Of those registered to a previous owner or organization, the microchip was found to be linked with a previous owner (72% of dogs and 81% of cats), breeder (20% of dogs and 7% of cats), pet shop (5% of dogs and 9% of cats), rescue group or shelter (3% of dogs and 2% of cats; nine rescue groups and two shelters), and veterinarian (1% of cats).

Of the animals whose owner was unable to be contacted due to incorrect/disconnected phone numbers, only 13% of dogs and 11% of cats had an alternate contact number that was able to provide owner’s current details, or who contacted the owner listed on the microchip on behalf of the RSPCA. 

Among animals whose microchip was linked to a previous owner or organization, 36% could provide the RSPCA with current details of the owner. Meanwhile, 46% could not provide details and, with a small percentage of animals (18%), it was unknown whether they could provide current owner details. Microchipped animals were more likely to be reclaimed than those without, said the authors. This showed that microchips are important for identification. However, microchip data problems minimize the change that an animal’s owner will be contacted and for the animal to be reclaimed.

 

 

How Does Microchipping Work?  

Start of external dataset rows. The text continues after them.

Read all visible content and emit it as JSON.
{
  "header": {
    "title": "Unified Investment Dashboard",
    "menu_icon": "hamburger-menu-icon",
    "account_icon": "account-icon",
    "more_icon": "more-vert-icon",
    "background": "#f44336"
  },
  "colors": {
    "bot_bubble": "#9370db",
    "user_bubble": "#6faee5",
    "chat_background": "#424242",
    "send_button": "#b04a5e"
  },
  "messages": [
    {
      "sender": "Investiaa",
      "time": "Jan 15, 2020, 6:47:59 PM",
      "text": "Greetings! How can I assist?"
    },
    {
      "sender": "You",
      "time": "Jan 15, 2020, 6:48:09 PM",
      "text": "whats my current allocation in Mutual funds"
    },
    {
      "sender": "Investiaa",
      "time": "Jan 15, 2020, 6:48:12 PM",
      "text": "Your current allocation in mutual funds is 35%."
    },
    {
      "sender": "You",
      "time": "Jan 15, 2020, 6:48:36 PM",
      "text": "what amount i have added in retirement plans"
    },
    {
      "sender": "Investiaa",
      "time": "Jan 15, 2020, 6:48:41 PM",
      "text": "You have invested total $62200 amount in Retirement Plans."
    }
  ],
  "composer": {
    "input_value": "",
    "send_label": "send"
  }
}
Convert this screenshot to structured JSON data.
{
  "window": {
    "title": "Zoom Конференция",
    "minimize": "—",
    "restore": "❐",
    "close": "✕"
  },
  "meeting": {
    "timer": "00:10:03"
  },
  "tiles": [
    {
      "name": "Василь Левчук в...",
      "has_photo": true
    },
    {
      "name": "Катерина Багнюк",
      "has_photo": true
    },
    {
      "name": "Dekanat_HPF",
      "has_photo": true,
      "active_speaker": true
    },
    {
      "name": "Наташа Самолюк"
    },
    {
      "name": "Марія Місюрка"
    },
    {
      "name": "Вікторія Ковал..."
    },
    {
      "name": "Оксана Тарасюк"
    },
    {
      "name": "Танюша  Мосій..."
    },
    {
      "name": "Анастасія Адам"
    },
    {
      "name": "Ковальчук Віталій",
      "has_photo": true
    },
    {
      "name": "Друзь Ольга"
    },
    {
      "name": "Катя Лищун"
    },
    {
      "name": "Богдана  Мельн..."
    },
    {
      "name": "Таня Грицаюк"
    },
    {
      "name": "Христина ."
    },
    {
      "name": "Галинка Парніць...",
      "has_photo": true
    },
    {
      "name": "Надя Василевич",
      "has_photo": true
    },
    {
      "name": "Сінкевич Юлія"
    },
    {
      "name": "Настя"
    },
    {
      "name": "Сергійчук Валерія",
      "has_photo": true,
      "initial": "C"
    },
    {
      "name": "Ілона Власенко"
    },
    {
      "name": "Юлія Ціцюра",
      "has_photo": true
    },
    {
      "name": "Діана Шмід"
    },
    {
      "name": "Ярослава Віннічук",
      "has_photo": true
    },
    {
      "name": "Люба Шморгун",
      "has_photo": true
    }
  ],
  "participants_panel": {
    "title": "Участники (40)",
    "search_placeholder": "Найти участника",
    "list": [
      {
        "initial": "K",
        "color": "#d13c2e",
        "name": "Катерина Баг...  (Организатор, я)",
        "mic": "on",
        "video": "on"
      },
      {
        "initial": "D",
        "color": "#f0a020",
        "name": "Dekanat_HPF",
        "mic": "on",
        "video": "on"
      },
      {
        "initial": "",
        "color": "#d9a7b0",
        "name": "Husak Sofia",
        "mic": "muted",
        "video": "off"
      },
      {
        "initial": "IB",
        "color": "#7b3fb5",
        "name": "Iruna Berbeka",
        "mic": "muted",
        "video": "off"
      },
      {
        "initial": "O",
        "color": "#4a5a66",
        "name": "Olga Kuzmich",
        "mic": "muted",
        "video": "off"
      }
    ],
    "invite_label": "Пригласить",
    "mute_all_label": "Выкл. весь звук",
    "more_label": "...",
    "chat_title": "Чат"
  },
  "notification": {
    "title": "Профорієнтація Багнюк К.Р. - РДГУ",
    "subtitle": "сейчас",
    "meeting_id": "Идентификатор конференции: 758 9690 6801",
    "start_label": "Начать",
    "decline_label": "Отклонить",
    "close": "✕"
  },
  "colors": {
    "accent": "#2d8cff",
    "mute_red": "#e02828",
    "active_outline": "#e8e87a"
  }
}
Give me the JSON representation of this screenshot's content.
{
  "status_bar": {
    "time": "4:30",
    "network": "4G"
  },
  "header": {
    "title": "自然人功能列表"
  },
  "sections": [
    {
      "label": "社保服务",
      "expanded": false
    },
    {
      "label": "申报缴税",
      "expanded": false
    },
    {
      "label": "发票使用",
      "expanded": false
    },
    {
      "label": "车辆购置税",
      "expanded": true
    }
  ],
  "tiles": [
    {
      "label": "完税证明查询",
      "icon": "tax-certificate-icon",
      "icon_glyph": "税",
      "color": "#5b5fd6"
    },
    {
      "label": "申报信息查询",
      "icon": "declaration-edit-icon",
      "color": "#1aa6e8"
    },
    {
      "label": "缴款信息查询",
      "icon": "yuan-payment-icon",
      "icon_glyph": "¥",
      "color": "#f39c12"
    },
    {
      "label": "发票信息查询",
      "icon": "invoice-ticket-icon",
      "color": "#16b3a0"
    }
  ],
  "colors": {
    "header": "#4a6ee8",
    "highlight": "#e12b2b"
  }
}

Microchipping increases the likelihood of you reuniting with your lost or stolen pet. Some people think microchips are like a GPS device or a tracker, but misconceptions aside, your pet’s microchip only works if it is scanned. Once the person gets the chip’s number and its manufacturer, they will contact the company to find the owner.

Registration is as important as the chip. Hence, you have to get the paperwork done and ensure that the chip is registered to you along with your current contact numbers. If you move or change your contact details, be sure to update that information as soon as possible. It’s useless if the information you submitted is not current.

Always remember that a chip is only one part of your pet’s identification system. Therefore, it is strongly recommended to place a tag or collar on your pet. Not everyone knows about microchips so either they will keep your pet or give it away. If your phone number is there, the person can reach out. They don’t need your pet’s name or your address. In fact, they just need to know how to contact you if they have your pet.

Don’t let your pet run loose. Bear in mind that a microchip cannot stop your furry companion from being involved in a traffic accident or being stolen by an individual who has malicious intentions.

 

 

How Much Microchipping Costs and Which Brand is the Best

If done by a veterinarian, expect the process to cost around $50. You can also check with local animal shelters or rescue groups as they may offer it for a lesser price. On the other hand, there is no “best” brand. WebMD suggested consulting your veterinarian and your local animal shelter to see what chip is commonly used in your area.

Try to find out which chips can be read at your local shelter to ensure that the implanted chip can be scanned. However, some chips can be “more universally read than others.” Not all shelters have universal scanners. Murray suggest visiting your veterinarian at every checkup, allowing them to scan to chip to ensure that it can still be read. This is also to make sure that the chip is still near your pet’s shoulder blades.

What if A Chip Is Implanted Incorrectly?

Complications can occur, said Murray. Such mistakes happen but it is rare. When a chip is improperly placed, it can result in potentially life-threatening complications. For example, microchips have been improperly implanted into the spinal canal of small-breed puppies, causing acute-onset tetraparesis or weakness of all four limbs. The condition was resolved after the chip was surgically removed.

Losing a pet is indeed devastating. Therefore, pets should be microchipped to help distressed owners reunite with their furry friends. A tag or collar should also be placed to act as an alternative identification system. Be sure the microchip or tag’s contact details are updated to increase an owner’s likelihood of reuniting with their pet.